Finally reaching the anchorage just south of the fixed bridge, we quickly found a spot in about fifteen feet of water and dropped the hook. There were two or three permanently moored boats, three long-term transients, and a couple other boats that were just there for the night, but there was still plenty of room for more. However, the anchorage looks more protected on the chart than it actually is. The current flowed in and out, easily turning our boat on every tide change despite a steady 15-20 knot northerly breeze that blew through the anchorage almost unblocked by the houses and bridge to the north for the three nights we were there. But the holding was good, and, in our heavy Tayana, were never rocked seriously by the constant wake from the steady stream of boats that went by during daylight hours.
What the anchorage lacked in protection, it made up for in proximity to amenities. After having a beer in the cockpit to make certain the anchor was well set and we were swinging fine, we got the dinghy in the water and headed over to the town dinghy dock, which is just south of the fixed bridge. On the way, we stopped and chatted with a couple on one of the boats in the anchorage. It turned out they had been spending the summer in Wrightsville after having completed a circumnavigation. They oriented us to the area and, over the next few days, kept an eye on our boat and answered all our questions.
After heading in and tying up at the dinghy dock, we made a beeline for Tower 7, a Mexican restaurant that you can see from the anchorage and that is highly recommended by a few people on ActiveCaptain. Crowded with folks in flip-flops and bathing suits, it was a causal beach town restaurant with a nice bar, which we promptly bellied up to. The beer and alcohol selection was fairly good and the food was outstanding, exactly what we were craving. We would be back to Tower 7 every morning for coffee and breakfast, but after we finished our burritos and fajitas, we walked the main street, checking out a couple of the bars in the now pouring rain. The other establishments offered nothing special, though it seemed clear we were about five hours early for the real excitement. Instead of waiting until then, we grabbed a twelve pack of Sierra Nevada at Robert’s Market, a moderately stocked grocery store right on the main street, and headed back to Bear where we were asleep long before the shoreside bars filled up.

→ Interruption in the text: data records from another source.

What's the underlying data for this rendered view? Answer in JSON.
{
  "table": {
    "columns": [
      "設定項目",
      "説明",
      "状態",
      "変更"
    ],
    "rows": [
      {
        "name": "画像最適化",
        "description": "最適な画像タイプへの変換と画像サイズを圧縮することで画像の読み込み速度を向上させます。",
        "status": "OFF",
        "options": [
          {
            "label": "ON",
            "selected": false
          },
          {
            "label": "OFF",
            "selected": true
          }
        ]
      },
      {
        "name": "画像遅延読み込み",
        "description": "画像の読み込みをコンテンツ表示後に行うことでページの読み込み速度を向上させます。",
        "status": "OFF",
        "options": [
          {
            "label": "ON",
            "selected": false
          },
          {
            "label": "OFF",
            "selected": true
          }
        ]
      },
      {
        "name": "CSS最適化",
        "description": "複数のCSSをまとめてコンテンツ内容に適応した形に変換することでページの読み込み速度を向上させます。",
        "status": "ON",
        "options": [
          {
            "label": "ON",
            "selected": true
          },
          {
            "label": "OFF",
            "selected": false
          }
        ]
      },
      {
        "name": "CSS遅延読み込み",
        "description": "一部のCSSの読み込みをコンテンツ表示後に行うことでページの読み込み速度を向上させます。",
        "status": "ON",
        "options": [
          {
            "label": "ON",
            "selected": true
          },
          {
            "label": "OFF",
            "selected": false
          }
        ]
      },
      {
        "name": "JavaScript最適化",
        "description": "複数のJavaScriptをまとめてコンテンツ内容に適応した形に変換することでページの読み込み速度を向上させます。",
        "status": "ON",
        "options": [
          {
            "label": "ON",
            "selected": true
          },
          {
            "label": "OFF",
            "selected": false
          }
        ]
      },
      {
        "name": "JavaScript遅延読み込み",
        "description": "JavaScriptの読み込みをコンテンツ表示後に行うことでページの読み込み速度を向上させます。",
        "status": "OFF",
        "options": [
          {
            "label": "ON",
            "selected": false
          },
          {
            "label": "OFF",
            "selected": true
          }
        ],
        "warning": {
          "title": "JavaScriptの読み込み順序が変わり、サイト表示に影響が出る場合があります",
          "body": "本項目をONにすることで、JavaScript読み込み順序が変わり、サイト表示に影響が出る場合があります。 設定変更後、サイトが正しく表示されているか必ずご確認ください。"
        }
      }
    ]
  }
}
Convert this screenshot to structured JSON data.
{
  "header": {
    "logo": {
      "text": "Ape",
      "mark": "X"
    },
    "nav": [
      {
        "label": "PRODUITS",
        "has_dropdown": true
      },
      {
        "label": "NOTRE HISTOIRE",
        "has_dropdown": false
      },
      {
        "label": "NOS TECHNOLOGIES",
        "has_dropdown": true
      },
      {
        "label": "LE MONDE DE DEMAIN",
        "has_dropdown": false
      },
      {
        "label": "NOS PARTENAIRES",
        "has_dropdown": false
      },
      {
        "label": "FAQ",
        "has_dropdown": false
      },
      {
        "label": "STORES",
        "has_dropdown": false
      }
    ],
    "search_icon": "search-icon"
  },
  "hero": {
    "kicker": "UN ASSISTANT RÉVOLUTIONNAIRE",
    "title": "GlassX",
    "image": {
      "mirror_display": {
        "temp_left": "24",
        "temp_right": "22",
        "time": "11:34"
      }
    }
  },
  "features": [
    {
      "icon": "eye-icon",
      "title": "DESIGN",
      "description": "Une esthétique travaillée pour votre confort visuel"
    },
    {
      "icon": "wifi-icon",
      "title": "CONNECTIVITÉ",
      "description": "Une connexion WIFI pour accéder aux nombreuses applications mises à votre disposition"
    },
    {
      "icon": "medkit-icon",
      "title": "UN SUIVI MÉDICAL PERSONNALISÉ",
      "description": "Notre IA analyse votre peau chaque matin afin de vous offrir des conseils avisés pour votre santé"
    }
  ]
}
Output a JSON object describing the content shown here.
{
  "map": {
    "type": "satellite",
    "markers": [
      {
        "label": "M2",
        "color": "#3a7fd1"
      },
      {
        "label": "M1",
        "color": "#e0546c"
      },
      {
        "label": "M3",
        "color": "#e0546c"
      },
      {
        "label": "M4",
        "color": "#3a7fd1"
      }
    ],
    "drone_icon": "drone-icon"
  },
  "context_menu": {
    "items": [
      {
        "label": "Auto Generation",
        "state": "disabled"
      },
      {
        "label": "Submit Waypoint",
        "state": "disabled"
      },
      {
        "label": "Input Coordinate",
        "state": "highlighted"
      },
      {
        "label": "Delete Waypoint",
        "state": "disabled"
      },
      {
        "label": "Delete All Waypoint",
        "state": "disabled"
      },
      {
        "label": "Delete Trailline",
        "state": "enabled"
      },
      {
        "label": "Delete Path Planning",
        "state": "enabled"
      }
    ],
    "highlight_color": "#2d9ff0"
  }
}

Tim was flying out of Wrightsville Beach on Monday, so we had all day Sunday to explore. After breakfast, we walked across the fixed bridge, along with countless joggers, bikers, and walkers. Not finding much beyond houses, a few stores, and a Baptist church handing out bottled water, we returned to the dinghy and headed over to the Bridgetender Marina, just south of the bridge on the ICW that we had passed under the day before. The Bridgetender Marina kindly offers free dinghy docking. From there we walked about a half mile to West Marine and a huge Harris Teeter supermarket, passing a handful of restaurants and other stores along the way. The rest of the day and into the next morning, we explored the island, walking the beach and locating – a little too late – a couple cool bars ten blocks north of Tower 7 on Salisbury Street, between the other bridge onto the island and the pier on the ocean.
By the time we were waiting for Enterprise to pick us up at the dinghy dock – so I could take Tim to the airport, run errands, and then pick up my Dad the following day – it seemed like we had seen all that Wrightsville had to offer. And it had most everything a cruiser could want in a comfortable beach town, making it a great stop for a day or two. Any longer, though, and I am sure I would have gotten stir crazy. Of course, the city of Wilmington is just five miles away. And if we come in for more than a couple days in the future, we will definitely rent a car and explore Wilmington while staying in comfortable Wrightsville Beach.